The issue of the effectiveness of nonprofits is a controversial and complex question that has been discussed by professionals and scholars for a long time. Lecy et al. (2012) have conducted a review of scholarly literature investigating the effectiveness of non-governmental (NGO) and not-for-profit organizations (NPO). Due to the multifaceted nature of the nonprofit sector’s performance, its effectiveness also entails achievements in multiple spheres of performance. These spheres include finances, transparency, accountability, social impact, and others. Therefore, Lecy et al. (2012) argue that the evaluation of the effectiveness of NGO and NPO should reflect the multifaceted nature of their performance and have an interdisciplinary basis.
The analyzed article introduces the theoretical background to the problem by discussing the concept of organizational effectiveness, its application to the field of nonprofit organizations, and the historical perspective on the scholarly investigation of the issue. The authors then present the methodology of the study, which is a structured literature review (Lecy et al., 2012). Having reviewed key studies on nonprofit effectiveness, the scholars identified that the majority of studies were of a conceptual nature with no specific evidence provided. Also, the studies that investigated effectiveness had various approaches to defining effectiveness in the context of NGO and NPO. Based on their synthesis, the following notions of effectiveness were identified, namely “project impact, ﬁnancial efﬁciency, managerial effectiveness, board effectiveness, and effective use of partnerships and networks” (Lecy et al., 2012, p. 445). Thus, it was found that effectiveness in a nonprofit setting is multidimensional and entails performance excellence in various domains of company operations.
Overall, the managerial, program, and network effectiveness, as well as legitimacy, are identified as key characteristics of the effectiveness of NGO and NPO. These elements might be evaluated separately to provide a general perspective on the effectiveness of an organization as a whole (Lecy et al., 2012). The main conclusion made by the authors of the article is that the evaluation of nonprofits’ effectiveness must be based on an interdisciplinary approach that would suffice the variety of domains within which such organizations operate. These findings go in accord with the previously reviewed readings, where authors discussed the importance of nonprofits to manage multidimensional procedures to achieve their missions and goals.

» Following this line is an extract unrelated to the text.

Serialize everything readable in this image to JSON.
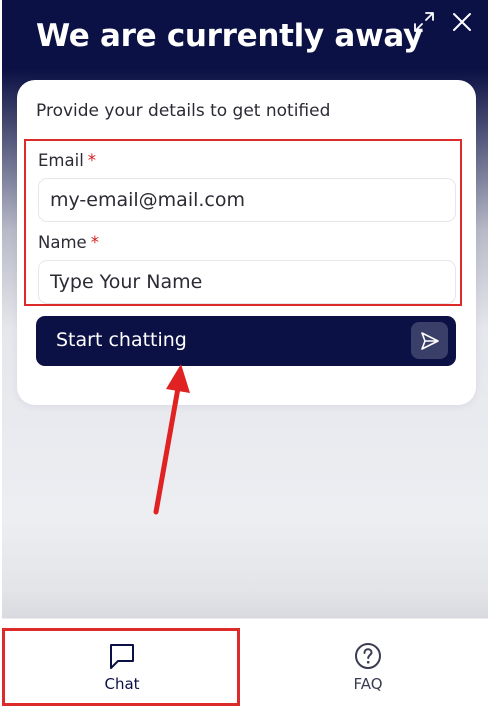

Indeed, Guo and Saxton’s (2014) identified that the establishment of functional relationships with stakeholders using a variety of channels contributes to the quality of organizational performance. Thus, for effective performance, nonprofits must demonstrate a high level of expertise in stakeholder relationship building and fundraising, using various tools (Bekkers & Wiepking, 2011; Guo & Saxton, 2014). Also, the effectiveness of managerial performance that is regarded to be one of the key evaluation elements of organizational effectiveness entails proper volunteer work and recruitment of personnel, which ultimately defines how the nonprofit performs in its respective market (Hager & Brudney, 2011). However, the article by Lecy et al. (2012) contributes much scholarly consideration to the notion of effectiveness evaluation reliability.

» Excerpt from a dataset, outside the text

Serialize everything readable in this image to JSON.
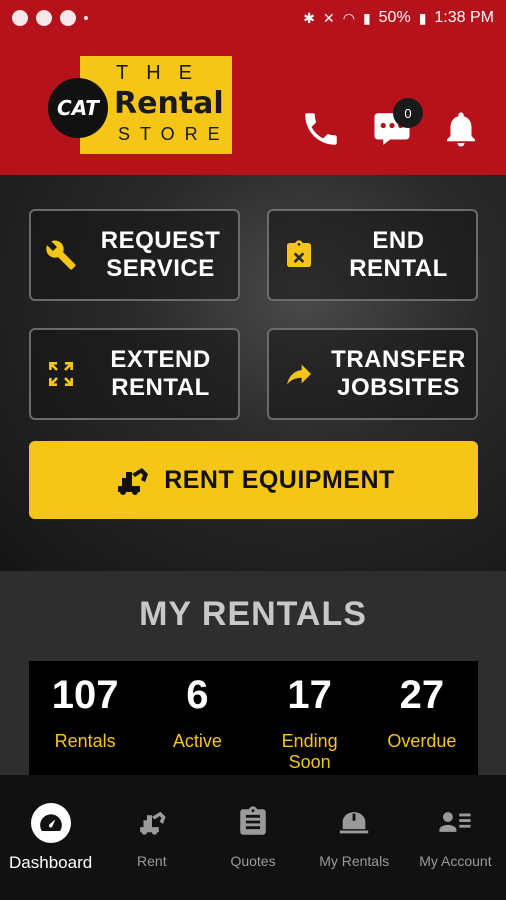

The reviewed article has significantly contributed to my knowledge and expanded my personal experience. I managed to clarify the notion of effectiveness in the context of nonprofit organizational performance. My considerations as per the evaluation of the outcomes as successful or unsuccessful primarily had been determined by the ability of an organization to achieve its mission and goals. However, this study helped me establish that selecting particular measurement elements, such as managerial effectiveness, network effectiveness, program effectiveness, and legitimacy, brings more objectivity to the evaluation procedure and allows for implementing an interdisciplinary approach.
Bekkers, R., & Wiepking, P. (2011). A literature review of empirical studies of philanthropy: Eight mechanisms that drive charitable giving. Nonprofit and Voluntary Sector Quarterly, 40(5), 924-973.
Guo, C., & Saxton, G. D. (2014). Tweeting social change: How social media are changing nonprofit advocacy. Nonprofit and Voluntary Sector Quarterly, 43(1), 57-79.
Hager, M. A., & Brudney, J. L. (2011). Problems recruiting volunteers: Nature versus nurture. Nonprofit Management and Leadership, 22(2), 137-157.
Lecy, J. D., Schmitz, H. P., & Swedlund, H. (2012). Non-governmental and not-for-profit organizational effectiveness: A modern synthesis. Voluntas: International Journal of Voluntary and Nonprofit Organizations, 23(2), 434-457.